◆ Exercise requirements:
Establish how many lines of the material below contain the string "Distribution". Return that number by itself.

◆ Record extracts:
* * * * * * * * *

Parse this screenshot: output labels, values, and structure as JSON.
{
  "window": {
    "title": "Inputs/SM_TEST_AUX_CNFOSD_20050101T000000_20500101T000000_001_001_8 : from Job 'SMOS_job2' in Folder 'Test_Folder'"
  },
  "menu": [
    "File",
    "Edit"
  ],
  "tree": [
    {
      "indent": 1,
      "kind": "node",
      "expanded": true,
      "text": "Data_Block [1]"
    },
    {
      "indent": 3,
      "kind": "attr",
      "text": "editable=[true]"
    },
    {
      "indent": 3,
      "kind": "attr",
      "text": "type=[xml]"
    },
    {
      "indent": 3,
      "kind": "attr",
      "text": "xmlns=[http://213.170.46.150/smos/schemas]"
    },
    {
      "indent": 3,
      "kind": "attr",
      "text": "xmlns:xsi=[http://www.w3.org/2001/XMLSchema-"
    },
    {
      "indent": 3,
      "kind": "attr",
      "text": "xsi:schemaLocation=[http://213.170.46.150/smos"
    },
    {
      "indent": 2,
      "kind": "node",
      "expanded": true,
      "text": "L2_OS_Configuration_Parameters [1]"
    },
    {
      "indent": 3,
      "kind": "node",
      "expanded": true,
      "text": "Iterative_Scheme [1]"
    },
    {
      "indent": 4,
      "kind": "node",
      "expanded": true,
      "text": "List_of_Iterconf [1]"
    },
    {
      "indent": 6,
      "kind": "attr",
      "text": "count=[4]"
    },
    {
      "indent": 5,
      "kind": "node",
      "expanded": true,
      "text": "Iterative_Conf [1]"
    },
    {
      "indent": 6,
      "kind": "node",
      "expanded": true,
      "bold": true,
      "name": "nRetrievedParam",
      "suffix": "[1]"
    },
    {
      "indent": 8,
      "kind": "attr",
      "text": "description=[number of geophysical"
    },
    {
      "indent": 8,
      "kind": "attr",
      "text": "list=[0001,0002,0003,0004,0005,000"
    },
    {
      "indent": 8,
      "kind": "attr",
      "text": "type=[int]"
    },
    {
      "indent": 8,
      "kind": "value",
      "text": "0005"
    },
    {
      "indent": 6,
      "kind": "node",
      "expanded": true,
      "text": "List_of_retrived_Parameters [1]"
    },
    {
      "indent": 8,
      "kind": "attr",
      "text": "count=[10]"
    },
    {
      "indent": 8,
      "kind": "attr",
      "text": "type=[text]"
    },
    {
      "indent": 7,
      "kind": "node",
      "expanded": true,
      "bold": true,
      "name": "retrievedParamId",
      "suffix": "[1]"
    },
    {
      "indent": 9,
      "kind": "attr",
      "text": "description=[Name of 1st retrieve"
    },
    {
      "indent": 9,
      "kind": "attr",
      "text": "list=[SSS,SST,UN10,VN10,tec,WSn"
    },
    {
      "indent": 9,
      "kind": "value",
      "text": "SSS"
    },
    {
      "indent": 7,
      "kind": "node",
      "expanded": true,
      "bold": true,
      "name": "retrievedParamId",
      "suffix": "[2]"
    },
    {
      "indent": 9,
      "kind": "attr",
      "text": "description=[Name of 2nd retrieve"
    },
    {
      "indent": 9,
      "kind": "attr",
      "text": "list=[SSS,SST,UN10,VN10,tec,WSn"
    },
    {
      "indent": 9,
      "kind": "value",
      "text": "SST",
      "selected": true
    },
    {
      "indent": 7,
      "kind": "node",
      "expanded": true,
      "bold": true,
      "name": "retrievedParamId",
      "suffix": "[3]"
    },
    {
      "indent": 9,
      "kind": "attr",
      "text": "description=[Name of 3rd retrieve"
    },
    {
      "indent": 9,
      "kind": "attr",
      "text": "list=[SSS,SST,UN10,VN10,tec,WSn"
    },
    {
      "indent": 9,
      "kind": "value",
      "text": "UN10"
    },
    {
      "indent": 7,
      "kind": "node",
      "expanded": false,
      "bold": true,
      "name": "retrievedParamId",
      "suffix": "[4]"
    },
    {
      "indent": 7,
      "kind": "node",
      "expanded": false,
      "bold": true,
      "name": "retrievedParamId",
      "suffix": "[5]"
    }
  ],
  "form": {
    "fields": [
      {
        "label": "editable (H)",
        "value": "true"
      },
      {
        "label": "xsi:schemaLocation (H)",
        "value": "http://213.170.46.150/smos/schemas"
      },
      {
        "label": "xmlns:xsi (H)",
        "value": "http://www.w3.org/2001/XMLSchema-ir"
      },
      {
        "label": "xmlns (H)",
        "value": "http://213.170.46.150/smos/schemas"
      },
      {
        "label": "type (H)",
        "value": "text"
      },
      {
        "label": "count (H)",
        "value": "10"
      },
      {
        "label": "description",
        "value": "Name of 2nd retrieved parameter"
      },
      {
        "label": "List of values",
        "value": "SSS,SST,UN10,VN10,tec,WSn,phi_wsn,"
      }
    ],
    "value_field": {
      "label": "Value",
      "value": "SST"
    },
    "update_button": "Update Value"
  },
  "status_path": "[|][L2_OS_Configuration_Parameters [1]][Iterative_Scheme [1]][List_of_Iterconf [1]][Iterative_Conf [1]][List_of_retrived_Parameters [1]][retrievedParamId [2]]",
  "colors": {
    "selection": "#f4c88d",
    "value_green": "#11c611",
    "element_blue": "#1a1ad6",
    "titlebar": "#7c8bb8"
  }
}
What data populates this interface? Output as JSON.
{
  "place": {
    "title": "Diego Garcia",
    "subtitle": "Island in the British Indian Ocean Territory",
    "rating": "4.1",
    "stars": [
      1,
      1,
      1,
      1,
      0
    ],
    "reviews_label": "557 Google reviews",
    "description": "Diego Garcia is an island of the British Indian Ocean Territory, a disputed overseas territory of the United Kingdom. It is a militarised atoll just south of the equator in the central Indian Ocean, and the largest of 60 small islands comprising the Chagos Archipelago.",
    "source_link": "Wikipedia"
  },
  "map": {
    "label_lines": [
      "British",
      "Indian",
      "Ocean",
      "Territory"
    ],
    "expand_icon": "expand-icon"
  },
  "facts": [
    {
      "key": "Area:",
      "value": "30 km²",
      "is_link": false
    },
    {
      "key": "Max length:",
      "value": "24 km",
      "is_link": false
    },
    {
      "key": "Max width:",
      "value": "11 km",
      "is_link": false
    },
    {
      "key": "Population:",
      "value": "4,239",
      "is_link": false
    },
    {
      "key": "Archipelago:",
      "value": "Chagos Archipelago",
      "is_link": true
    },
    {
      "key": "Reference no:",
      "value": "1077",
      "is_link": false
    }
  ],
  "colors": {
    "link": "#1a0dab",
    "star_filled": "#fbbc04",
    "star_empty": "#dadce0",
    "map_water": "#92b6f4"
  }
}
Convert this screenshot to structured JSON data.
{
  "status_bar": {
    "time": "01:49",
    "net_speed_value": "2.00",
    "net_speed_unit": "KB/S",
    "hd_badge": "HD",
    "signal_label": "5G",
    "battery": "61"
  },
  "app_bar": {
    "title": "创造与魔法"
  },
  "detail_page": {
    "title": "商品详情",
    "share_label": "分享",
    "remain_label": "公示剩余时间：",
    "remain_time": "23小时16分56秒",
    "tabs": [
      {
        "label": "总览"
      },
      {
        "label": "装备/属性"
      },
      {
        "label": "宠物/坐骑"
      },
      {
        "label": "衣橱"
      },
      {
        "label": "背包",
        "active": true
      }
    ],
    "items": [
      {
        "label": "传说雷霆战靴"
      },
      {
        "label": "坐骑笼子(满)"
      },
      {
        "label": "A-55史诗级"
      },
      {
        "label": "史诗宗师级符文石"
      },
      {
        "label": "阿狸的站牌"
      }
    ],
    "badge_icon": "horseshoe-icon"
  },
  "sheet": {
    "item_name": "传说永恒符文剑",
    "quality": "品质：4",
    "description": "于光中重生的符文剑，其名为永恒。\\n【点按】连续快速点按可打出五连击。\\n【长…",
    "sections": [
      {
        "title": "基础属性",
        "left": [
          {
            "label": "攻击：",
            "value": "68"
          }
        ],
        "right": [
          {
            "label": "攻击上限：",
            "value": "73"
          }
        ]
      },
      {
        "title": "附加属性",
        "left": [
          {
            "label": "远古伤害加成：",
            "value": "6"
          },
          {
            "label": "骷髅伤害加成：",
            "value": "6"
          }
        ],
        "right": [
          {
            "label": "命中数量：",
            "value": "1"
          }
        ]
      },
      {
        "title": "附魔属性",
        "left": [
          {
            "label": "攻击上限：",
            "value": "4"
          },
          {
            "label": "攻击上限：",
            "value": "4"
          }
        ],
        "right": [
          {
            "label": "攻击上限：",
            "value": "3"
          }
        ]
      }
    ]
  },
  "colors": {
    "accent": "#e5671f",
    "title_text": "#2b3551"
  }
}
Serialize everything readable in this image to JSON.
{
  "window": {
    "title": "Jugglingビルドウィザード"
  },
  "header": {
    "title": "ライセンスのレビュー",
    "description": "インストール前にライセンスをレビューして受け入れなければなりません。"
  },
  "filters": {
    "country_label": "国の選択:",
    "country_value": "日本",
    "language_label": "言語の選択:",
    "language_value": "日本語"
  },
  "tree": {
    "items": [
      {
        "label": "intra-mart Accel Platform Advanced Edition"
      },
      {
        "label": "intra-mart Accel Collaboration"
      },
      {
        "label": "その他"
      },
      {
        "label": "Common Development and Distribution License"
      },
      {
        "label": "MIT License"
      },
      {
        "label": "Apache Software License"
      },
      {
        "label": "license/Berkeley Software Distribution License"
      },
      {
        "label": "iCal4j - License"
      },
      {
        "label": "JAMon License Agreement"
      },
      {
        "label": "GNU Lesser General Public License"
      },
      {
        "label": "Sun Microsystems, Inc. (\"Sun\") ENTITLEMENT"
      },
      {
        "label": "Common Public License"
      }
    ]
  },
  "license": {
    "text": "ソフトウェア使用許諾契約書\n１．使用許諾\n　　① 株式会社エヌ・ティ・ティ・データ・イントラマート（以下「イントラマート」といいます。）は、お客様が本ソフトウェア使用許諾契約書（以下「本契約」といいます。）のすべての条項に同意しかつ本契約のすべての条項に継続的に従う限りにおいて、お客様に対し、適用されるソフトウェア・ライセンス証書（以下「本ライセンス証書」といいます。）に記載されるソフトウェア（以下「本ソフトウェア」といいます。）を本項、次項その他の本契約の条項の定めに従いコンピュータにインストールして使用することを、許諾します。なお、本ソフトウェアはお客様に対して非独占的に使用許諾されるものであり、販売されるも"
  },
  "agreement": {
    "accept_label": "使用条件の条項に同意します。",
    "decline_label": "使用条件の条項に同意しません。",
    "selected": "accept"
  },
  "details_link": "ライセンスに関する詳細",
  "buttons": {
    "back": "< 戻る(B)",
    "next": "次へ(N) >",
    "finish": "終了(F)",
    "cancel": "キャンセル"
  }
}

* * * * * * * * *

◆ Written reply:
2